(7) Muriel MacDonagh (Wife of Thomas Macdonagh and sister to Grace was kept out of the loop prior to The Rebellion and actually didn’t find out about his execution until after the event. She represented him and his ideals any way she could after The Rising often being seen out wearing his Cap and Gown.Tragically she died just a year later in a drowning incident. She was trying to swim out to an island just of Skerries to plant the Irish Flag in honour of her husband at the time.
‘He said, “I may or may not be back to see you tomorrow, if possible I will come in the morning.” He did not say anything about the Revolution. I never saw him afterwards.’
(8) There is no recorded quote from Agnes Mallin (wife of Michael Mallin) but this is an observation from James O’Shea on meeting Agnes on Easter Tuesday 1916, Agnes was pregnant with their last child at the time.
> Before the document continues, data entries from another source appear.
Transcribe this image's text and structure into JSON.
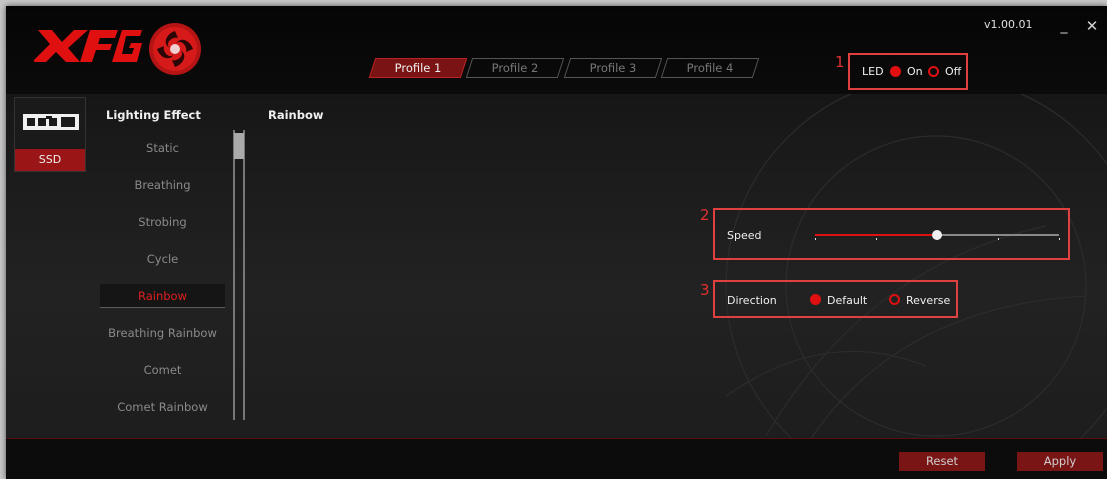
{
  "window": {
    "version": "v1.00.01",
    "minimize_glyph": "_",
    "close_glyph": "✕"
  },
  "brand": {
    "logo_text": "XPG",
    "accent_color": "#e01010"
  },
  "profiles": [
    {
      "label": "Profile 1",
      "active": true
    },
    {
      "label": "Profile 2",
      "active": false
    },
    {
      "label": "Profile 3",
      "active": false
    },
    {
      "label": "Profile 4",
      "active": false
    }
  ],
  "led": {
    "callout": "1",
    "label": "LED",
    "on_label": "On",
    "off_label": "Off",
    "selected": "On"
  },
  "device": {
    "label": "SSD",
    "icon": "ssd-icon"
  },
  "effects": {
    "title": "Lighting Effect",
    "items": [
      "Static",
      "Breathing",
      "Strobing",
      "Cycle",
      "Rainbow",
      "Breathing Rainbow",
      "Comet",
      "Comet Rainbow"
    ],
    "selected": "Rainbow"
  },
  "panel": {
    "title": "Rainbow"
  },
  "speed": {
    "callout": "2",
    "label": "Speed",
    "steps": 5,
    "value_index": 2
  },
  "direction": {
    "callout": "3",
    "label": "Direction",
    "default_label": "Default",
    "reverse_label": "Reverse",
    "selected": "Default"
  },
  "footer": {
    "reset_label": "Reset",
    "apply_label": "Apply"
  }
}
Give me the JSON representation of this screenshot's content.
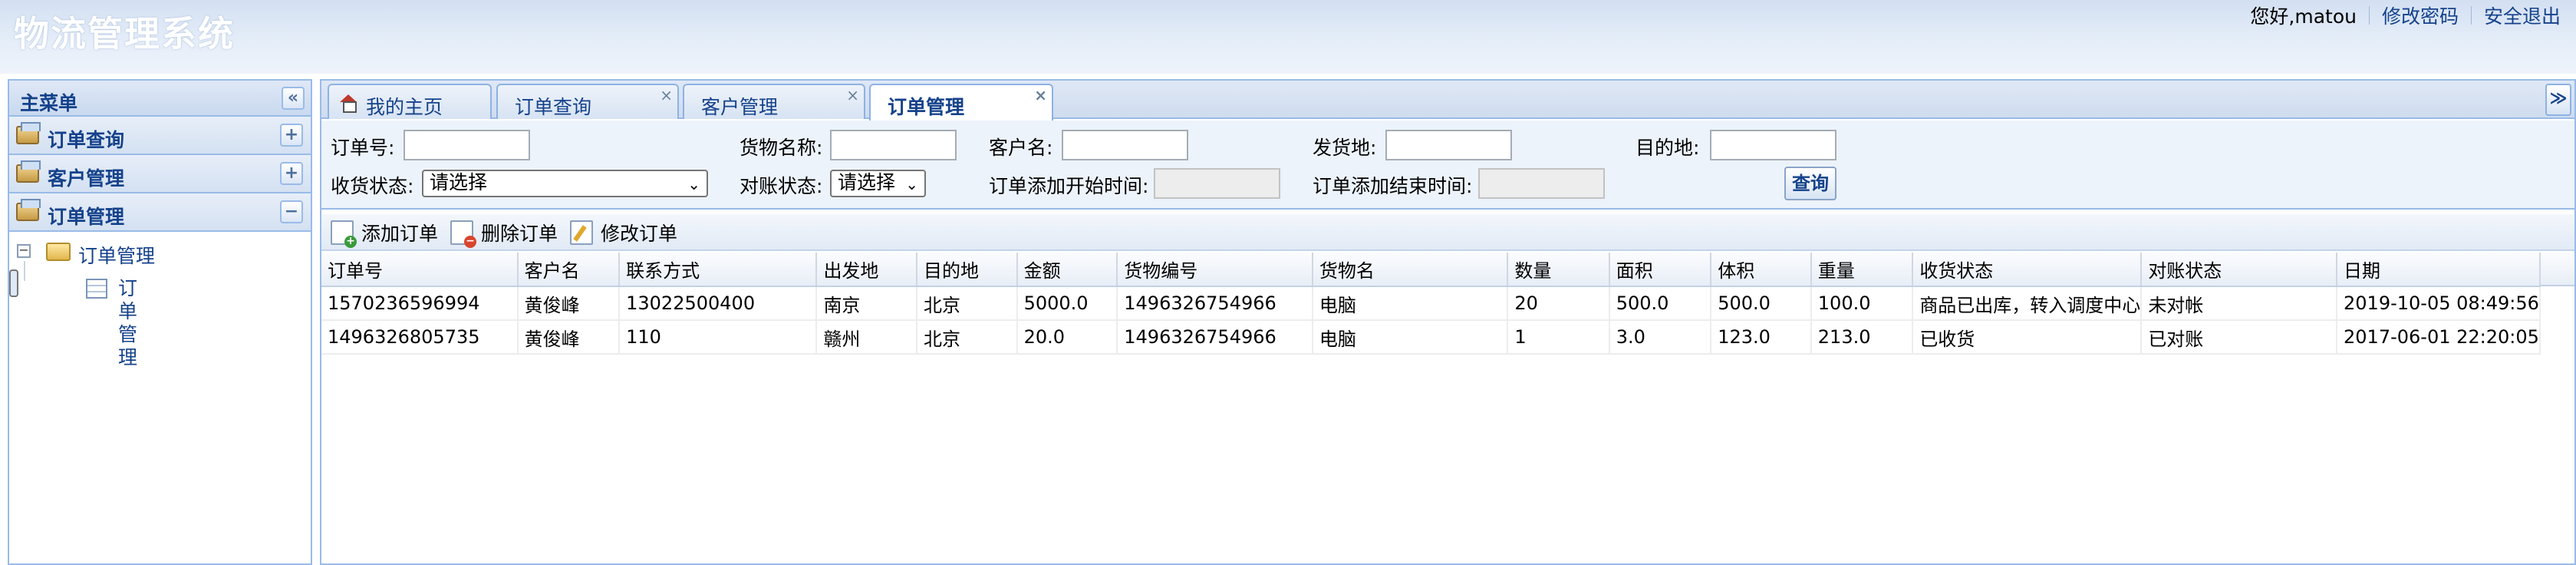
{
  "header": {
    "title": "物流管理系统",
    "greeting": "您好,matou",
    "change_password": "修改密码",
    "logout": "安全退出"
  },
  "west": {
    "title": "主菜单",
    "collapse_glyph": "«",
    "sections": [
      {
        "label": "订单查询",
        "state": "+"
      },
      {
        "label": "客户管理",
        "state": "+"
      },
      {
        "label": "订单管理",
        "state": "−"
      }
    ],
    "tree": {
      "folder_label": "订单管理",
      "expander": "−",
      "leaf_label": "订单管理"
    }
  },
  "tabs": [
    {
      "label": "我的主页",
      "closable": false,
      "icon": "home-icon"
    },
    {
      "label": "订单查询",
      "closable": true
    },
    {
      "label": "客户管理",
      "closable": true
    },
    {
      "label": "订单管理",
      "closable": true,
      "active": true
    }
  ],
  "tab_close_glyph": "×",
  "tab_menu_glyph": "≫",
  "search": {
    "order_no_label": "订单号:",
    "goods_name_label": "货物名称:",
    "customer_name_label": "客户名:",
    "origin_label": "发货地:",
    "destination_label": "目的地:",
    "receive_status_label": "收货状态:",
    "receive_status_value": "请选择",
    "reconcile_status_label": "对账状态:",
    "reconcile_status_value": "请选择",
    "start_time_label": "订单添加开始时间:",
    "end_time_label": "订单添加结束时间:",
    "query_button": "查询"
  },
  "toolbar": {
    "add": "添加订单",
    "delete": "删除订单",
    "edit": "修改订单"
  },
  "grid": {
    "columns": [
      "订单号",
      "客户名",
      "联系方式",
      "出发地",
      "目的地",
      "金额",
      "货物编号",
      "货物名",
      "数量",
      "面积",
      "体积",
      "重量",
      "收货状态",
      "对账状态",
      "日期"
    ],
    "rows": [
      [
        "1570236596994",
        "黄俊峰",
        "13022500400",
        "南京",
        "北京",
        "5000.0",
        "1496326754966",
        "电脑",
        "20",
        "500.0",
        "500.0",
        "100.0",
        "商品已出库，转入调度中心",
        "未对帐",
        "2019-10-05 08:49:56"
      ],
      [
        "1496326805735",
        "黄俊峰",
        "110",
        "赣州",
        "北京",
        "20.0",
        "1496326754966",
        "电脑",
        "1",
        "3.0",
        "123.0",
        "213.0",
        "已收货",
        "已对账",
        "2017-06-01 22:20:05"
      ]
    ]
  },
  "colors": {
    "header_bg": "#d3e0f2",
    "border": "#99bbe8",
    "title_text": "#15428b"
  }
}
Unlike Muriel, she was well informed of her husband’s plans.
“She appeared as if the weight of the world was on her shoulders… and so it was… she was pale and very shaken but I admired her courage… she knew all.”
(9) Margaret Skinneder, (Margaret was Scottish and a member of Cumann na mBan. She was a trained markswoman and is said to have smuggled ammunition into the country under her hat. She was active on Stephen’s Green with Constance and Michael Mallin)
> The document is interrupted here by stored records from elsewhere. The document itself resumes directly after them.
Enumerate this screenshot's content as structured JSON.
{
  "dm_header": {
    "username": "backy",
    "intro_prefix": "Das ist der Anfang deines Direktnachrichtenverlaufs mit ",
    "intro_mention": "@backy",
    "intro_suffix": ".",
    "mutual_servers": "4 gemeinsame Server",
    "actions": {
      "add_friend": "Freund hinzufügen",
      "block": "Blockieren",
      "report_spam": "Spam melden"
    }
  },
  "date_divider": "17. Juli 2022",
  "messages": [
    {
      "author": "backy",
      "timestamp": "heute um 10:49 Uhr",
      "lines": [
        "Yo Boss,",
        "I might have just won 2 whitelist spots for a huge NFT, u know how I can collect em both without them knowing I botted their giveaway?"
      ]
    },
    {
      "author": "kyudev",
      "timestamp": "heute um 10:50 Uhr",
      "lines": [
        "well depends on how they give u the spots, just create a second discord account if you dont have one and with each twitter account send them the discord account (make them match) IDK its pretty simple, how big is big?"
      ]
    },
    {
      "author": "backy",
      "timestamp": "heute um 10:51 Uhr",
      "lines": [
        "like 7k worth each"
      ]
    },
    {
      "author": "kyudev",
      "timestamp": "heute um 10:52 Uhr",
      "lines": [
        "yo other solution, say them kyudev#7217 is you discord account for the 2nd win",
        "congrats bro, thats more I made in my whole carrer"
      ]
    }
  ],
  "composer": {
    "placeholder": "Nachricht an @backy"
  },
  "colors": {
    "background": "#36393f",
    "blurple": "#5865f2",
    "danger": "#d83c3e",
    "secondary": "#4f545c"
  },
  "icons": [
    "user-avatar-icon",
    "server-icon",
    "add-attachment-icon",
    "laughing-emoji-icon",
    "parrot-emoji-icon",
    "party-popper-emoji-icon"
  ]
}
“They laid me on a table and cut away the coat of my fine new uniform. I cried over that. Then they found I had been shot in three places.”
(10) Elizabeth O’Farrell (Elizabeth was selected by Pearse to deliver the surrender, a task that required immense courage and bravery, to walk through the streets of Dublin and get the message to each site of combat as fighting continued, her only protection – a white flag.)
“I waved the small white flag which I carried and the military ceased firing and called me up to the barrier.”
I would like to thank Sligo CO.CO. For funding this project and making us a part of their 2016 Commemorative programme and The Model for their generous loan of equipment.
I thank Sinead McCoole (author of Easter Widows the book that inspired 7 of the drawings) and Grainne Blair for their guidance and encouragement and my good friends Liz Longworth and Aideen Connolly for their input and their precious time.
I’d like to end by saying how thankful I am to have had the opportunity to work in collaboration with The Hyde Bridge Gallery and with Joe. Nothing was ever a problem for Sarah, Paul and John, they really have been fantastic. I’m quite in awe of Joe’s technical talents and his pure confidence in the success of the project has made me feel confident. I’m truly grateful for that. He can’t be here tonight as he is working his magic at The Factory on Blue Raincoat Theatre Company’s production of Shackleton…..another must see.
I hope you Enjoy the rest of the night and as you pass the Garavogue river this Easter time don’t forget to glance up at the wall and cast a thought for those people from 100 years ago, their stories, their ideals and their legacy.”